How blockchain can bring back integrity to the retail industry
Watches to handbags
The digital transformation that has changed the retail segment beyond all recognition over the past decade has mainly been lauded in excited tones. However, whilst much of the effect it has had on global trade have been positive, it has also inadvertently increased the propensity for counterfeited goods to enter the supply chain. This has led to a reduction in consumer confidence levels.
Everything from luxury watches to handbags, computer games to – most scary of all – medicines, have been affected. Although the scourge of counterfeiting is not new, the sale of fake goods has certainly increased post digital transformation and with increasing globalisation. Today, the amount of total counterfeiting has reached a staggering 1.2 Trillion USD globally according to the Global Brand Counterfeiting Report 2018. However, with this statistic being only based on actual known seizures, the real total is likely to be far, far higher. The simple truth is that with so much commerce now taking place online, spotting fake copies has become much harder for both consumers and those tasked with policing the supply chain.
Wrestling back control
The fact that digital transformation has been the root cause of such an increase is particularly galling for retailers. In their eagerness to keep up with shifting consumer demands and digital-first companies, they have spent billions. Therefore, the last thing they want to have to do is rip and replace the costly infrastructure they only put in a few years’ previously. Yet, with almost nine-in-ten (86%) retailers admitting their sales have been hurt by phoney goods entering the supply chain, they are finding themselves needing to wrestle back control.
Hot tech on the block
As the hot new tech on the block, plenty has been written about the blockchain. In fact, Google searches of “what is blockchain” have risen more than eight-fold in the last year. The public ledger on which the famed digital currency Bitcoin is built, the blockchain is designed to verify the validity of transactions to provide an indisputable record of events. Built upon complex cryptography, the blockchain effectively provides a permanent, incorruptible and irreversible record. This means, in theory, it leaves no room for fraud of any kind throughout the supply chain. This ability for blockchain technology to provide a full audit trail has made it attractive to multiple industries.
Diamonds and pearls
Unlike traditional ledgers that prevent tampering by adding layers of security on top of a database, blockchain weaves the security into the data itself – providing a full audit trail that everyone can see. This certainty and trust can help create new levels of transparency within supply chains.

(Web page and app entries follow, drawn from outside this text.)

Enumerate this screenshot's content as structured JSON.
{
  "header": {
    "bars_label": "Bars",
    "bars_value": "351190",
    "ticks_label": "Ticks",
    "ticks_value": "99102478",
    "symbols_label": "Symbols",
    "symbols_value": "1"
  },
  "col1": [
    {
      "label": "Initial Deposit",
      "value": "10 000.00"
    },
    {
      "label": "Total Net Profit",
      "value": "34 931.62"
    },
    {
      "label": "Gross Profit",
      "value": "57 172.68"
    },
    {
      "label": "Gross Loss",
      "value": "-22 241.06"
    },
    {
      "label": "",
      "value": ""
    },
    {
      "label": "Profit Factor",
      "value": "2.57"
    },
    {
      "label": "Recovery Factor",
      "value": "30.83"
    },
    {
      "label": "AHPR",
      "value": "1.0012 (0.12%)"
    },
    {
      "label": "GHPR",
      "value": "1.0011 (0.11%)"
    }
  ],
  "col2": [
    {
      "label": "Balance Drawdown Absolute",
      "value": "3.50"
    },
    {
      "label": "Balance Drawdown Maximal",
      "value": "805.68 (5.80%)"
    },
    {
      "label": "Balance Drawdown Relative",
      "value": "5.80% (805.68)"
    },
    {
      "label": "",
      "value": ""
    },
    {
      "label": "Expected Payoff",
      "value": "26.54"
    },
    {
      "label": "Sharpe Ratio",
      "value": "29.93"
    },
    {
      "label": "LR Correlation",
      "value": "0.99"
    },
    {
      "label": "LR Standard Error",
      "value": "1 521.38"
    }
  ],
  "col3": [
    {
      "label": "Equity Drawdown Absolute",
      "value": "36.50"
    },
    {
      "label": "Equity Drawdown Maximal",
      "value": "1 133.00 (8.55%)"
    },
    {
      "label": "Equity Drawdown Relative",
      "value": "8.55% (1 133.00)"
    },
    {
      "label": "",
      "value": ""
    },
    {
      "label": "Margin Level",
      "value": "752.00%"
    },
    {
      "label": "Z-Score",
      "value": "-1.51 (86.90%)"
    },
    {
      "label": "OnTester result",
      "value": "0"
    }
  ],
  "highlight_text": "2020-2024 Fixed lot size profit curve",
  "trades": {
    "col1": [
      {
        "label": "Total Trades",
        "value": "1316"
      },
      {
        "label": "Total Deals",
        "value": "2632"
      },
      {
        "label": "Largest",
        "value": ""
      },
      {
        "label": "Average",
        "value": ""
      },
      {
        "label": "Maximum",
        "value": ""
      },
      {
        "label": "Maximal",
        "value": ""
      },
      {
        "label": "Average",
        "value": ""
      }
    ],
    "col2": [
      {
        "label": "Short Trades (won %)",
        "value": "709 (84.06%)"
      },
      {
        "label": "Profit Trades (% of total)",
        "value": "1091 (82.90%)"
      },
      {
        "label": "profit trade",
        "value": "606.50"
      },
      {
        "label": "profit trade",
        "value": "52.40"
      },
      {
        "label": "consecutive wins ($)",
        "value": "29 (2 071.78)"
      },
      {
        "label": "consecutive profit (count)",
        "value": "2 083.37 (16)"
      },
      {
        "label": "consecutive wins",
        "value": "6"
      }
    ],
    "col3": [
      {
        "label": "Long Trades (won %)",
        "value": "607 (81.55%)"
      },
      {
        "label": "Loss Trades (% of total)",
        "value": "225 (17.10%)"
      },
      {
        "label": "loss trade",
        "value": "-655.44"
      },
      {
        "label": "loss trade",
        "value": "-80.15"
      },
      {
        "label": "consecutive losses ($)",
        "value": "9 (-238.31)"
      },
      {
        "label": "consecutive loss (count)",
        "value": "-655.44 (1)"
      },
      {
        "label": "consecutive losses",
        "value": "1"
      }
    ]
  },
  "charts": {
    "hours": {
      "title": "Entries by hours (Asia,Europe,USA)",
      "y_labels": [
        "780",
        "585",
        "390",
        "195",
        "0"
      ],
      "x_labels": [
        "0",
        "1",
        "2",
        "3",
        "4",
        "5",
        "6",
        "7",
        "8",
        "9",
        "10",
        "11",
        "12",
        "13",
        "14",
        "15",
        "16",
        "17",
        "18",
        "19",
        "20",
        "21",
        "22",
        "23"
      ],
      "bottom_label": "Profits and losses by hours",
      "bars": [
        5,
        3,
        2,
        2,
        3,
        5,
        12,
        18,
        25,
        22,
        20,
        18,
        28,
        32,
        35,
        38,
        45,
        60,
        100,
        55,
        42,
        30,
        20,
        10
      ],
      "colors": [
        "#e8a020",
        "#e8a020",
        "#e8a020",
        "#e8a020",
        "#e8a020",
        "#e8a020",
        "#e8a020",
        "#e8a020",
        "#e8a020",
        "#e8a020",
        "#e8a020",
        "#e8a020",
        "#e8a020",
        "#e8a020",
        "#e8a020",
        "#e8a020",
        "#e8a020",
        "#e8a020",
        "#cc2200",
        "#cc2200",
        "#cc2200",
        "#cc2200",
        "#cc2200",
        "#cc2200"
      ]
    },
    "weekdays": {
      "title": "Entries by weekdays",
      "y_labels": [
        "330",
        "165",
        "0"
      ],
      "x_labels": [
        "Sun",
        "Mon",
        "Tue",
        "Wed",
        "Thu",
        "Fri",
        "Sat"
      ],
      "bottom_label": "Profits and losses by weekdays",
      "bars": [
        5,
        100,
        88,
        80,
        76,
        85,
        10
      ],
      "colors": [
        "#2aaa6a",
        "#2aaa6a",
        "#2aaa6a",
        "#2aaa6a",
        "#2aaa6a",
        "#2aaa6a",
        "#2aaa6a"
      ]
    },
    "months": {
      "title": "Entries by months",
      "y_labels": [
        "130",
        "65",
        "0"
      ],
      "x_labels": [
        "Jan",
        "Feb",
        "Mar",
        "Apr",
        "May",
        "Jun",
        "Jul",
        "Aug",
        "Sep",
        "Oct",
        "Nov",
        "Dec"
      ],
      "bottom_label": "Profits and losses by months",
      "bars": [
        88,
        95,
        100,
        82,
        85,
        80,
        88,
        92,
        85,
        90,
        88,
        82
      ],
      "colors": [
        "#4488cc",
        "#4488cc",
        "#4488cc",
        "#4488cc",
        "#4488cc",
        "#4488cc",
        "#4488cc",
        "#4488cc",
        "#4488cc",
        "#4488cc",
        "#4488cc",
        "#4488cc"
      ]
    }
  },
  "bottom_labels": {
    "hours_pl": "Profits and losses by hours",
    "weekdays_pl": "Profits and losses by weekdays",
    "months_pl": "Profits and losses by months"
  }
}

Providing an audit trail would afford retailers with a transparency and intelligence that has so far been beyond their capabilities. They will not be the first, though, as one of the highest value supply chains of all has just announced its intention to use blockchain to mitigate the criminal element that had entered its supply chain.
The world’s largest diamond producer, De Beers, declared in January it is progressing development of a blockchain technology initiative to span the diamond supply chain so that it can provide a single, tamper-proof and permanent digital record for every diamond registered. By doing so it can clamp down on the trade of so called conflict diamonds.
Need for a witness
Blockchain will, in essence, allow individual items or shipments to be tagged with identifiers so that they can be tracked as they move along the supply chain. This could be at the point they are simply raw materials, to components, to finished assembled goods, right through to final customer delivery. This will create a real-time, auditable, tamper-proof record of a product’s journey, from ‘first-mile’ to customer.
On their journey through the supply chain, an item’s location can be recorded at key points by trusted ‘witnesses’ and tagged with unforgeable cryptographic identifiers which are then written immutably to the blockchain. Further, smart contracts can be used at each node to track the item’s progress, and release payments to shippers or suppliers as milestones are reached, without the need for manual reconciliation, and regardless of how many different parties are involved in the supply chain.
Crowdsourcing for the digital age
Whilst the use of blockchain by the likes of De Beers is encouraging, in many ways, the next big innovation in blockchain isn’t going to come from a large blue-chip organisation, but from Sheila in accounts creating her own app that helps her do her job more effectively. This will be the shadow IT that you actively want to encourage: solution crowdsourcing for the digital age, built upon the power of the blockchain ecosystem.
A big pie
eCommerce sales in 2016 were estimated to be worth $1.86 trillion and are projected to grow to $4.48 trillion by 2021 – almost equivalent to the GDP of Japan! With counterfeiting on the rise, it is become a big slice of an incredibly big pie.
Whilst it might not matter so much if a consumer buys a pair of fake trainers, the consequences of buying counterfeit pharmaceuticals could be catastrophic. The blockchain can bring back an integrity to a variety of markets and help combat the blight of counterfeiting.
Rather than ripping and replacing the very systems that have accelerated their digital transformation, companies can implement blockchain technology within an integration layer of their legacy systems to provide an audit trail to track parts and service provenance and ensure the authenticity of goods; helping to mitigate the potential for counterfeit goods entering the supply chain and damaging brand reputations.
By Chris Painter, CEO, Omnitude